Vision Zero for Youth advisory meeting sparks new coalition for change
Twenty-two leading transport, city planning and road safety organisations met in Washington DC, launching a new coalition set to steer the expansion of Vision Zero for Youth across the United States and abroad.
Since 2009, pedestrian fatalities have risen across the country by 40%. The increase was reported by USA Today the same day the Advisory Group met for the first time, highlighting the desperate need to bring Vision Zero to more cities, with a focus on youth. Young pedestrians are particularly vulnerable to the risks presented by poor urban design when cars are prioritised. For this reason, Vision Zero for youth operates on two basic premises: For cities that don’t have Vision Zero, start with an achievable target of reaching zero fatalities among youth; For cities that do have Vision Zero, include a target and policies focused on youth.
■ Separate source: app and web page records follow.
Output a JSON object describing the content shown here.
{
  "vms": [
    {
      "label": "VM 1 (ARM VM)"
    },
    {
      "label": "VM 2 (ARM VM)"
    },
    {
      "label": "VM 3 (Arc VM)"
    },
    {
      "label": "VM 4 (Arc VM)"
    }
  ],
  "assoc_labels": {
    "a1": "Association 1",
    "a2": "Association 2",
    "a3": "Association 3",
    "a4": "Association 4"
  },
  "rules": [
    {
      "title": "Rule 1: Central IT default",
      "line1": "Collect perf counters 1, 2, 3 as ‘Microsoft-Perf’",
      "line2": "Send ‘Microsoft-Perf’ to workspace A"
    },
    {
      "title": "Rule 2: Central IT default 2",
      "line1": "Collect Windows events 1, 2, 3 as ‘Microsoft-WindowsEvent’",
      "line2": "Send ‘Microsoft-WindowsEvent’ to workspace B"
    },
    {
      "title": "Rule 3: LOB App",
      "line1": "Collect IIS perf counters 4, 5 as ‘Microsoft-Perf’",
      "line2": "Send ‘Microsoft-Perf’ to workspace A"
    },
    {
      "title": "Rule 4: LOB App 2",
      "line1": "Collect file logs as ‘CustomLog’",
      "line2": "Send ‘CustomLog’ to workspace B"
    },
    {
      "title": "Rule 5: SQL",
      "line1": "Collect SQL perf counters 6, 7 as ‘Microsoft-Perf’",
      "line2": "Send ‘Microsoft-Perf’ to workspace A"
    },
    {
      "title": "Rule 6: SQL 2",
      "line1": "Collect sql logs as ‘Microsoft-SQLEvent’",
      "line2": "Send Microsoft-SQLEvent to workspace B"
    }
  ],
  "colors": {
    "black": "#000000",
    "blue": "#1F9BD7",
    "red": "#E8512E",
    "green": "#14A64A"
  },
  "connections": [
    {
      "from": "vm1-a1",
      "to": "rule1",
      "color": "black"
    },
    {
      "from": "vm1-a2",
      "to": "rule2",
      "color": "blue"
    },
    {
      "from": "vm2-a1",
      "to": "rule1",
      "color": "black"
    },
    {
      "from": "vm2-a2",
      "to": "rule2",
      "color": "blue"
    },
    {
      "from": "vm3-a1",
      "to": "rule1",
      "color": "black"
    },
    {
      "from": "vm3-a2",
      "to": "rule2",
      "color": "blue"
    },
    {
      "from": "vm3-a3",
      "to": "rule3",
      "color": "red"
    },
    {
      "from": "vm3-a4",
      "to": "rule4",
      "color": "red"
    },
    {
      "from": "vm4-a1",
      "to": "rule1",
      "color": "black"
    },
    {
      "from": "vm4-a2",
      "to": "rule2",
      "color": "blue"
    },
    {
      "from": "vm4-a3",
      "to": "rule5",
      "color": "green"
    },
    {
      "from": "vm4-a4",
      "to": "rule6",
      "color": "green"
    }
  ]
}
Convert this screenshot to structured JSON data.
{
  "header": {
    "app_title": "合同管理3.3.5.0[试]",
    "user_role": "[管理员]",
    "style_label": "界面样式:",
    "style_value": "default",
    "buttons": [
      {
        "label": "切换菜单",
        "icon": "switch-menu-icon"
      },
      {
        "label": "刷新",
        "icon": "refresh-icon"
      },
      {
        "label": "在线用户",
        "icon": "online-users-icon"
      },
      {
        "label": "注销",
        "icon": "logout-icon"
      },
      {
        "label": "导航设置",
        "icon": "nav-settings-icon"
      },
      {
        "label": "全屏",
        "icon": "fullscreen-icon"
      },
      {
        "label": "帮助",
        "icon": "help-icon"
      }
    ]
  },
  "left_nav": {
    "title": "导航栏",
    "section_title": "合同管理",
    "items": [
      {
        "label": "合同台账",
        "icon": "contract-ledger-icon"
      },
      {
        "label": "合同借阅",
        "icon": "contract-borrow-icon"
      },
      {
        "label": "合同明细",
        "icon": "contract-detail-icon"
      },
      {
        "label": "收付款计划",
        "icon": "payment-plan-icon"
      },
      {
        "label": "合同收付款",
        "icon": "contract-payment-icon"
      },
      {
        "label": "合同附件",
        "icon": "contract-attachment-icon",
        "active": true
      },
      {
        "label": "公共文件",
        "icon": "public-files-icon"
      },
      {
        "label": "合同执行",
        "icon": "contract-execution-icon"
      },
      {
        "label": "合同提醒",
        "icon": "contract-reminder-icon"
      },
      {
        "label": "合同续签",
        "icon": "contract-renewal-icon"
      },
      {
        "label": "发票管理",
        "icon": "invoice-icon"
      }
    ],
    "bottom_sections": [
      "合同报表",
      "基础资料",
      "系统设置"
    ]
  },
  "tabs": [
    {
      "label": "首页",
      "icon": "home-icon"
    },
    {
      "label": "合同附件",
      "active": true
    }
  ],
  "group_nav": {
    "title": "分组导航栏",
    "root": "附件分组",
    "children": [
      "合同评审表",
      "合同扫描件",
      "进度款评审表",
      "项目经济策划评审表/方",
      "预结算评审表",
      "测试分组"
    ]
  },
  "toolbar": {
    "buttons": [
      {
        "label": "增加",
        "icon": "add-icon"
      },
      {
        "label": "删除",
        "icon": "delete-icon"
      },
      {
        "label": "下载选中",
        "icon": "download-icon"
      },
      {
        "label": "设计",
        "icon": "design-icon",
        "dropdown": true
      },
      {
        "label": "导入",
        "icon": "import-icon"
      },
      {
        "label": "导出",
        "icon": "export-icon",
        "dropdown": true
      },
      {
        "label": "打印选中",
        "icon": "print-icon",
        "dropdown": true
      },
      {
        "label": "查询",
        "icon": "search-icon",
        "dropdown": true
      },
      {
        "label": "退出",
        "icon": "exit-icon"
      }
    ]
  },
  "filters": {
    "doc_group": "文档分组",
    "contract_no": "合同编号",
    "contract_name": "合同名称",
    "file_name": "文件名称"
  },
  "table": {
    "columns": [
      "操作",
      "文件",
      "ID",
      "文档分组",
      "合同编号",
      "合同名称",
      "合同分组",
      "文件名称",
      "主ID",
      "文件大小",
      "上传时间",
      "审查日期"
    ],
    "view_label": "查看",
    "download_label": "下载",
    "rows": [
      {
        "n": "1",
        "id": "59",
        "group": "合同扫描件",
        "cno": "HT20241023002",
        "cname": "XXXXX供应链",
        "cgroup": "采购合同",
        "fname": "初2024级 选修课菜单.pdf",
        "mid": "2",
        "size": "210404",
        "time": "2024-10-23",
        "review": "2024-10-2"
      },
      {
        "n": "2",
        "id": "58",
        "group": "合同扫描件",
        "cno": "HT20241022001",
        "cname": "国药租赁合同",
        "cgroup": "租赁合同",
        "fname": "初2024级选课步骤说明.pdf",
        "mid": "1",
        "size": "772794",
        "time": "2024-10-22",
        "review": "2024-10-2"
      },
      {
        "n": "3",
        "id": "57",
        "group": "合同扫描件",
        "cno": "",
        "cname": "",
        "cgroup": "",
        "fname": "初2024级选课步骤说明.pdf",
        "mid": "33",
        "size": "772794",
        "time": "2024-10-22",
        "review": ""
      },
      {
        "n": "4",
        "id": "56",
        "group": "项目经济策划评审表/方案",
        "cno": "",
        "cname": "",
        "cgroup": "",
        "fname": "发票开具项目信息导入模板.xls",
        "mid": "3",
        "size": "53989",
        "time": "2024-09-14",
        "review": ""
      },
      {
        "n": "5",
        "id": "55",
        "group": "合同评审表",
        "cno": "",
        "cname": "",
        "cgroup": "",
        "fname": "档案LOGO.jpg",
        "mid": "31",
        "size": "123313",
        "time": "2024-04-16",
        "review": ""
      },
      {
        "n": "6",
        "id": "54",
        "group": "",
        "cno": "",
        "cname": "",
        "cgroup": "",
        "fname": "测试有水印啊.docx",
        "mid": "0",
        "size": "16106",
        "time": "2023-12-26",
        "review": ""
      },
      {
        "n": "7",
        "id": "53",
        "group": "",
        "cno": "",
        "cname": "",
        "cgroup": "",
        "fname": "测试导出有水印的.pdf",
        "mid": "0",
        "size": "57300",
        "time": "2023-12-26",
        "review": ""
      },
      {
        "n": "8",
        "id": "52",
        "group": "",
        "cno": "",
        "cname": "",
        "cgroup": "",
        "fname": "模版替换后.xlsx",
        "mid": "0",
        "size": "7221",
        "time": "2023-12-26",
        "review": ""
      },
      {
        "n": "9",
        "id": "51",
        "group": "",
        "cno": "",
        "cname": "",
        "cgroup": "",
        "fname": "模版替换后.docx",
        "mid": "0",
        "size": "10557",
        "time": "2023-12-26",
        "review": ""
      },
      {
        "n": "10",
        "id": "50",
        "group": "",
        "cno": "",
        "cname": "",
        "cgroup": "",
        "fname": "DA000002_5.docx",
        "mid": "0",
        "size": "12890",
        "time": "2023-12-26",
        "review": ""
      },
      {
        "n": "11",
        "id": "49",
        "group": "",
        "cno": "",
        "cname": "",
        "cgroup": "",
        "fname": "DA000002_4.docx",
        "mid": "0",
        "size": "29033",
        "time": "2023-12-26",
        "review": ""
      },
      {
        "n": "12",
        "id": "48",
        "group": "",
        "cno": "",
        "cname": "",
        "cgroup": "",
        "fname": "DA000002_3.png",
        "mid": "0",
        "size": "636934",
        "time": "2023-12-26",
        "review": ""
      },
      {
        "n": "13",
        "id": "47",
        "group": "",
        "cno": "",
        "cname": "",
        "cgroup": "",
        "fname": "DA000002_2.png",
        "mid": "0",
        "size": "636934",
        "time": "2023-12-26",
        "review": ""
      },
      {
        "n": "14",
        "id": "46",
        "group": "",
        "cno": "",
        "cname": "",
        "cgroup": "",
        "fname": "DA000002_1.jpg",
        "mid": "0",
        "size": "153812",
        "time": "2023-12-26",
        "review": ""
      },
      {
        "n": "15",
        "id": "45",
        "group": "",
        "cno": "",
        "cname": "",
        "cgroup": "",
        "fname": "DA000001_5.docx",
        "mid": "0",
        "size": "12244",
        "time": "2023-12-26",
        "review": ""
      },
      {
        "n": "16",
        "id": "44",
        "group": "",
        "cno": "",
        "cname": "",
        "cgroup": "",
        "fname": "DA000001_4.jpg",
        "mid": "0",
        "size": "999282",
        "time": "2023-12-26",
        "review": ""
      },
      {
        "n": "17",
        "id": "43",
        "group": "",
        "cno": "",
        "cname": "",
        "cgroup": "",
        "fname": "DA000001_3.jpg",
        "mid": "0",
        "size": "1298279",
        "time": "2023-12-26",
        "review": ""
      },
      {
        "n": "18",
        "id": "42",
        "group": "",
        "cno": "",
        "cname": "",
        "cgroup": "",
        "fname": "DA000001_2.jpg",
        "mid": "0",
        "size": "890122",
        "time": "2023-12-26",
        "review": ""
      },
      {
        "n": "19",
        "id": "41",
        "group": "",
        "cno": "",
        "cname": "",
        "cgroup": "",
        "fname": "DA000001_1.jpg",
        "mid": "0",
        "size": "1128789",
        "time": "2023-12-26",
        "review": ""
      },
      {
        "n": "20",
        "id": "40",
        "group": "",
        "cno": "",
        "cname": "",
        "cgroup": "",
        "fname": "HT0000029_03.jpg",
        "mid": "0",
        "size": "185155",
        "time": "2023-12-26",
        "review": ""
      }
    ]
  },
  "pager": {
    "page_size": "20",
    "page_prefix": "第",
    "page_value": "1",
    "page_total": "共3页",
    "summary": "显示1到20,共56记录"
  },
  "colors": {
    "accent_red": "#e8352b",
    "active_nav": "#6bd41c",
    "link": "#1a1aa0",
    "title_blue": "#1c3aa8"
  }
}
Co-organized by FIA Foundation North American Director Natalie Draisin, and Nancy Pullen-Seufert Director of National Center for Safe Routes to School, the group focused on how to gain more support for Vision Zero. It was agreed that by putting youth at the heart of the agenda, and by focusing directly on youth engagement, it would be possible to accelerate the uptake of the Vision Zero.
Joining the discussion from the New York Department of Transportation, Kim Wiley-Schwartz shared her experience of rolling out Vision Zero in New York City. By focusing the agenda on protecting children it was possible to capture the imagination of the public in support of Vision Zero. Engaging with campaigners who had lost children themselves and also mentoring youth advocates to demand safe streets were outlined as key to success in the city. Since Mayor De Blasio introduced Vision Zero to the city, fatalities dropped by 45%.
Vision Zero for Youth is based on the Vision Zero philosophy - a growing movement of policy makers, experts and campaigners across the world who believe road fatalities can be eliminated through building urban environments that protect people from the inevitability of human error.
Natalie Draisin said, “Around the world, road traffic crashes are the leading killer of young people, but with initiatives like Vision Zero for Youth, we are committed to reversing that trend. It is an innovative way to help cities reach what can often seem like an ambitious target. It’s working here in the US, and it’s working in Mexico City, which is becoming the first emerging economy to implement it, thanks to our partner ITDP.”
The following day, Bike to School Day, represented Vision Zero for Youth in action. The national day had 3143 separate events running across the country. Children and communities came together not only to celebrate a day of healthy active transport through cycling, but also to show there is a huge demand for safe infrastructure necessary for children, and all people, to enjoy these activities.
In Washington DC, Mayor Bowser spoke to hundreds of children in Lincoln Park, sharing the success of the city that has the second highest percentage of cyclists in the United States and is rated a ‘gold star’ city for cyclists. Before kicking off the bike trains, Mayor Bowser announced she wanted to further reduce crashes in the city, for children to enjoy cycling safely.
Nancy Pullen-Seufert said, “We were so pleased to see the great energy and interest for Vision Zero for Youth. Encouraging communities to use places where children and youth walk and bike as first places for safety improvements shows great promise for building the public support that’s so vital if we’re going to reach zero traffic deaths.”